The name suggests exclusivity. “Liberty checks” are surely reserved for U.S. citizens only.
Fortunately, it’s not so. Anyone can collect liberty checks.
Prem Watsa knows this. He’s set to collect $45.8 million dollars in liberty checks within the next month.
Who is Prem Watsa, you ask?
Watsa is a Canada-based investor. He runs a financial conglomerate modeled on Berkshire Hathaway (NYSE: BRK.b) that invests heavily in publicly traded stocks.
Prem Watsa has been glossed the “Warren Buffett of Canada.” The appellation is appropriate because it has been earned.
Watsa’s financial conglomerate has kept pace with Buffett’s financial conglomerate over the past 15 years. Not only has Watsa’s financial conglomerate kept pace, it has set the pace. Watsa’s financial conglomerate has outperformed Buffett’s.
Watsa has proven his investing acumen. Perhaps we should vet Watsa’s liberty-check-paying investment.
The company paying Watsa’s liberty check windfall is a leading producer of market pulp, tissue, wood products, newsprint, and specialty papers. The company is actually headquartered in Canada, but its shares trade in the United States. Its financial results are reported in U.S. dollars.
So, we have another assumption dispelled: Non-U.S. citizens can collect liberty checks. Non-U.S.-based companies can issue liberty checks (though most liberty checks are issued by U.S.-based companies).

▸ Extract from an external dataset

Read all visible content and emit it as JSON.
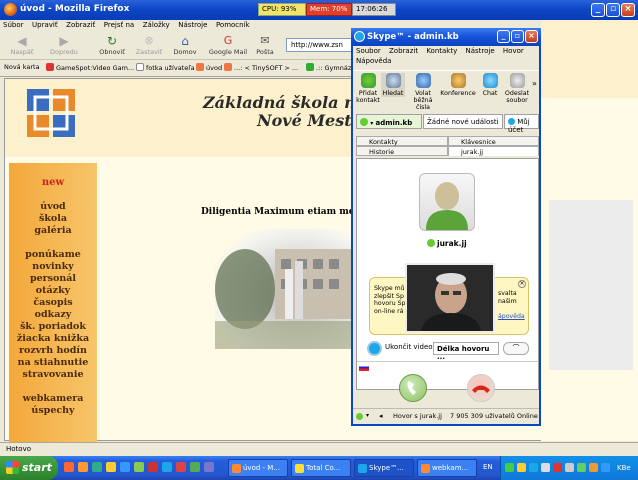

Watsa owns 30.54 million of this paper company’s “liberty vouchers.” What’s more, his liberty-voucher investment generates not only a large payment for Watsa ($45.8 million), it generates a large income yield.
The particular paper company will pay $1.50 in liberty checks on each liberty voucher owned. The liberty checks generate an income yield in excess of 13% based on the market price of the liberty vouchers.
The good news is that you, too, can buy liberty-check-paying liberty vouchers like Prem Watsa. You might be unable to buy 30.54 liberty vouchers in one shot, but you can still buy them. Liberty vouchers are no velvet-rope investment.
What’s more, you set the limit. You can buy as many or as few liberty vouchers as they want.
With a modest investment, investors will collect $1,330 worth of liberty checks buying the paper company’s liberty vouchers. Many investors of modest means will collect even more.
Knowledge is king, of course. You’ll need to know what to know how and when to buy liberty vouchers to collect high-yield liberty checks. The how and the when is easy enough.
I will show you how to do (and when to do it) at a free, live webinar I will co-host on Dec. 6 (next Thursday) at 2 p.m. EDT (11 a.m. PDT).
I’ll show you how to buy liberty vouchers to collect high-yield liberty checks like Prem Watsa. I’ll also show you how to trade liberty vouchers to generate additional profit.
I’ve recommended 46 liberty vouchers since June 2016. The liberty checks issued on these liberty vouchers have generated income yields ranging from 4% to 41.2%.
The average income yield generated by liberty checks paid on liberty vouchers has been 11.5%. That’s an income yield 6X the dividend yield on the S&P 500. The liberty vouchers of the companies I’ve recommended have generated total returns as high as 51%.
We have no velvet rope. Anyone can buy liberty vouchers to collect liberty checks. Anyone can attend the webinar.
That is, anyone who acts now to reserve a space. Don’t delay, space is limited to the first 1,000 registrants.
Click here to reserve your spot for this special free event. I look forward to seeing you next Thursday.